-- Exercise prompt --
Write out the entire listing exactly, so that each line matches the original.

-- Listed entries --
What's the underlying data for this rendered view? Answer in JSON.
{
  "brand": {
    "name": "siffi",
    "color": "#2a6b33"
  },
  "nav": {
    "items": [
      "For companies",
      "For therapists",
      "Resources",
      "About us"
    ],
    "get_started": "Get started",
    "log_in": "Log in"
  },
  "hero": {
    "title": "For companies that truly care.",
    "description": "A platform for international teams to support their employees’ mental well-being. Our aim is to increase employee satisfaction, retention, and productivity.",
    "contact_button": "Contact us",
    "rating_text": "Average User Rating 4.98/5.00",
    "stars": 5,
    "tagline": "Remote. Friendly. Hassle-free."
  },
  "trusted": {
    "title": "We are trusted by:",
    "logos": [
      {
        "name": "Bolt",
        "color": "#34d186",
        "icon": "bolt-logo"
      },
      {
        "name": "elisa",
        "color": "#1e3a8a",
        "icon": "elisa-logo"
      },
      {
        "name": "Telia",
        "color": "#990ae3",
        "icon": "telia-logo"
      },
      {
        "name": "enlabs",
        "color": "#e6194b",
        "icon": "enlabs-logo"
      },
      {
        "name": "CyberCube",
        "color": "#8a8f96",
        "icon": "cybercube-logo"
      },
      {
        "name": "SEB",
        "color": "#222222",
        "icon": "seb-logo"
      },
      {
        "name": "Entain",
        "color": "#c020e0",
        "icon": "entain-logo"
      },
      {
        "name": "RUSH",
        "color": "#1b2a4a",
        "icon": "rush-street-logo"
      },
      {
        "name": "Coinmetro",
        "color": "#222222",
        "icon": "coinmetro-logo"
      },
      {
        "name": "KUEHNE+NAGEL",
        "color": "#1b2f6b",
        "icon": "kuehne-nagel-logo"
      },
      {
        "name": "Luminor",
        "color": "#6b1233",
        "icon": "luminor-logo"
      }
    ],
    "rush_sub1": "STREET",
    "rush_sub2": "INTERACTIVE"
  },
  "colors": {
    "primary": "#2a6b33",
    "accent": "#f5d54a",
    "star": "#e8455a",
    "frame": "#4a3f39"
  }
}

-- Completed exercise --
What's the underlying data for this rendered view? Answer in JSON.
{
  "brand": {
    "name": "siffi",
    "color": "#2a6b33"
  },
  "nav": {
    "items": [
      "For companies",
      "For therapists",
      "Resources",
      "About us"
    ],
    "get_started": "Get started",
    "log_in": "Log in"
  },
  "hero": {
    "title": "For companies that truly care.",
    "description": "A platform for international teams to support their employees’ mental well-being. Our aim is to increase employee satisfaction, retention, and productivity.",
    "contact_button": "Contact us",
    "rating_text": "Average User Rating 4.98/5.00",
    "stars": 5,
    "tagline": "Remote. Friendly. Hassle-free."
  },
  "trusted": {
    "title": "We are trusted by:",
    "logos": [
      {
        "name": "Bolt",
        "color": "#34d186",
        "icon": "bolt-logo"
      },
      {
        "name": "elisa",
        "color": "#1e3a8a",
        "icon": "elisa-logo"
      },
      {
        "name": "Telia",
        "color": "#990ae3",
        "icon": "telia-logo"
      },
      {
        "name": "enlabs",
        "color": "#e6194b",
        "icon": "enlabs-logo"
      },
      {
        "name": "CyberCube",
        "color": "#8a8f96",
        "icon": "cybercube-logo"
      },
      {
        "name": "SEB",
        "color": "#222222",
        "icon": "seb-logo"
      },
      {
        "name": "Entain",
        "color": "#c020e0",
        "icon": "entain-logo"
      },
      {
        "name": "RUSH",
        "color": "#1b2a4a",
        "icon": "rush-street-logo"
      },
      {
        "name": "Coinmetro",
        "color": "#222222",
        "icon": "coinmetro-logo"
      },
      {
        "name": "KUEHNE+NAGEL",
        "color": "#1b2f6b",
        "icon": "kuehne-nagel-logo"
      },
      {
        "name": "Luminor",
        "color": "#6b1233",
        "icon": "luminor-logo"
      }
    ],
    "rush_sub1": "STREET",
    "rush_sub2": "INTERACTIVE"
  },
  "colors": {
    "primary": "#2a6b33",
    "accent": "#f5d54a",
    "star": "#e8455a",
    "frame": "#4a3f39"
  }
}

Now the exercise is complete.